*WHAT THE EXERCISE ASKS*
Check each line of the entries below for the word "Category", then state how many lines have it and nothing more.

*Dataset rows for apps and sites*
- Opening Delimiter -
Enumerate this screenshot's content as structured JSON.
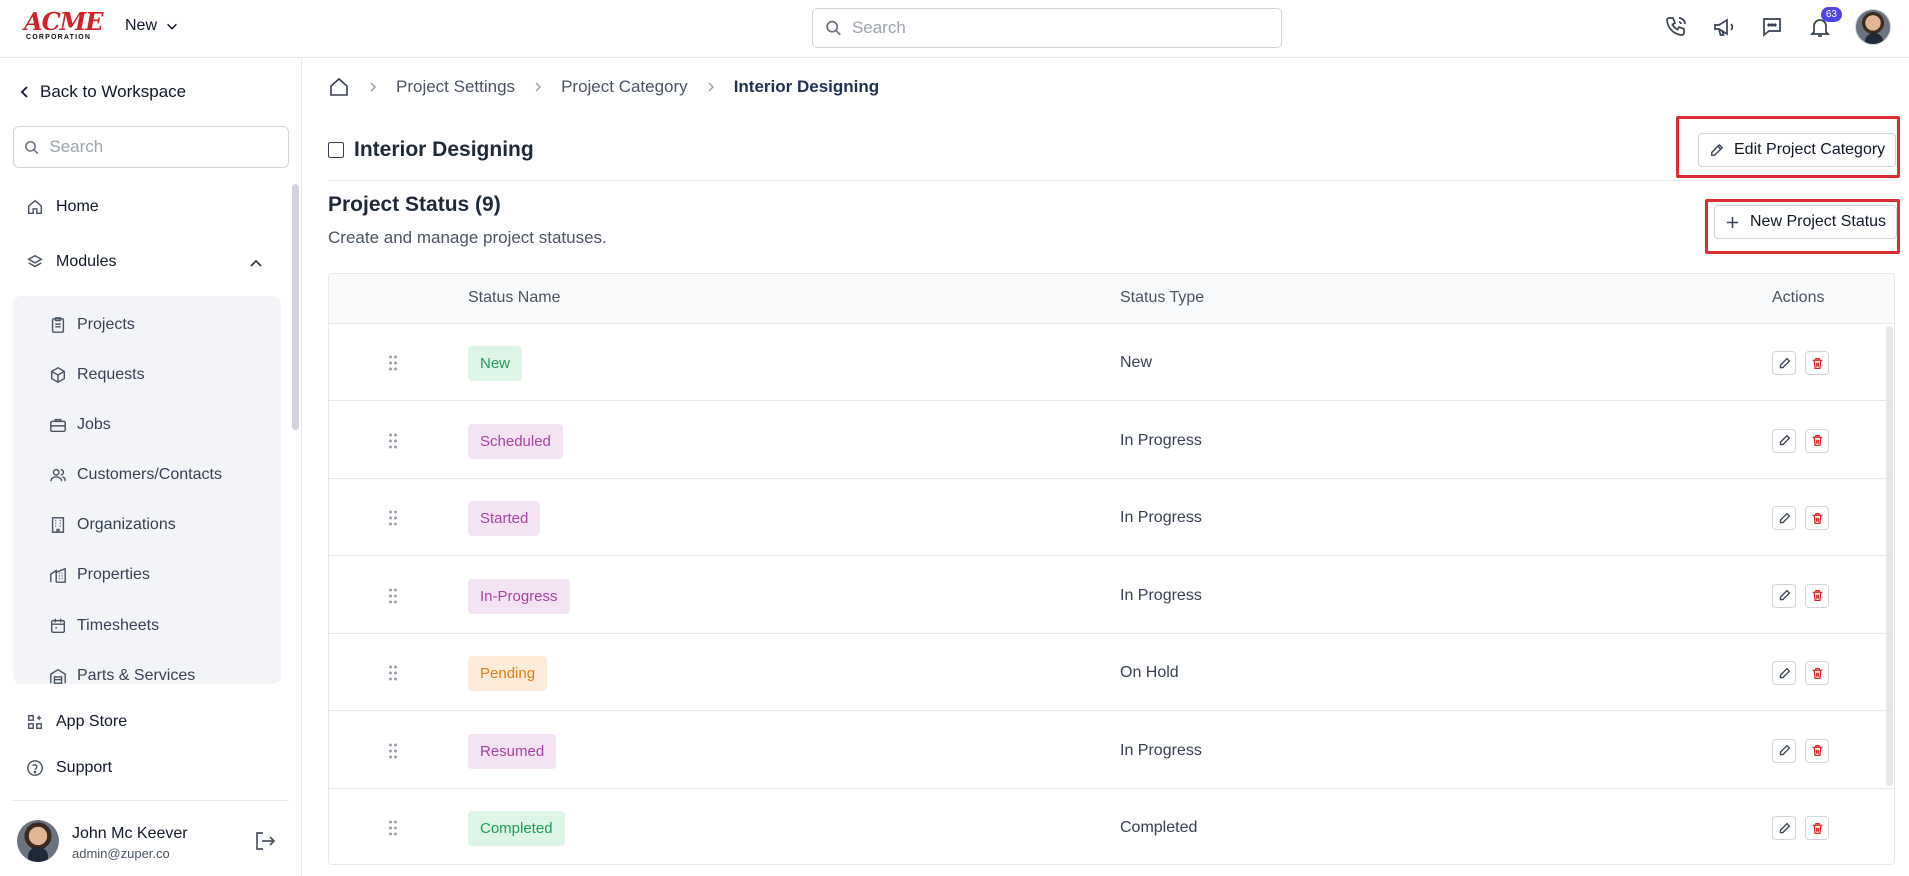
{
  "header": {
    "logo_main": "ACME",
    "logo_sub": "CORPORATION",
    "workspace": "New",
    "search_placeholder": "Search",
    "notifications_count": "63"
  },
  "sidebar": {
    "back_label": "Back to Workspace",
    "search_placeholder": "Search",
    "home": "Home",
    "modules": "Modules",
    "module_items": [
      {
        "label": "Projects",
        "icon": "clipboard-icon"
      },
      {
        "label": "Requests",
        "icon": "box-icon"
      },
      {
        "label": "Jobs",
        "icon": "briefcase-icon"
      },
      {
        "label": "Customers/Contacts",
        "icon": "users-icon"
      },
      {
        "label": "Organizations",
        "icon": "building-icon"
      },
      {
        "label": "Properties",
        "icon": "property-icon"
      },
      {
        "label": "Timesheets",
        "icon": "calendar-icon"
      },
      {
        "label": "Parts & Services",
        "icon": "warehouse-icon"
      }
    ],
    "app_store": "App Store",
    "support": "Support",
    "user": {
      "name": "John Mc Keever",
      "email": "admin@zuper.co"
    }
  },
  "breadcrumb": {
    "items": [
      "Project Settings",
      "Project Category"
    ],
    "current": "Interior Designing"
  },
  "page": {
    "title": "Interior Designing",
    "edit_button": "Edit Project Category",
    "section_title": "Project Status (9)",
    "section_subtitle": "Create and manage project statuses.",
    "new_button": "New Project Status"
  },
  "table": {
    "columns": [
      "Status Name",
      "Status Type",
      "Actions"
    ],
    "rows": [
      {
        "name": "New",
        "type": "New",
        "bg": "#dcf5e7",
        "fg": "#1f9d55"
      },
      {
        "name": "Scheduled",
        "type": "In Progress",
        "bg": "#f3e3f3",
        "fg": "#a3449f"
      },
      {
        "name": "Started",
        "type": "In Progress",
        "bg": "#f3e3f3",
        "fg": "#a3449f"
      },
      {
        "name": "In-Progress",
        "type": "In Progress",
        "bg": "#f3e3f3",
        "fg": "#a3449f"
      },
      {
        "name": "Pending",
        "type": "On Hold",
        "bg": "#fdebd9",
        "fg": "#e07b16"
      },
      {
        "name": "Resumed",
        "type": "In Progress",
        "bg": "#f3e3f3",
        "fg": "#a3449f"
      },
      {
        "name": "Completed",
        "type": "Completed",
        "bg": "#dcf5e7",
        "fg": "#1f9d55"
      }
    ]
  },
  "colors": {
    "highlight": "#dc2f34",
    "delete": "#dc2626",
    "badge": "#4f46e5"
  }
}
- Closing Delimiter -
*TASK OUTPUT*
2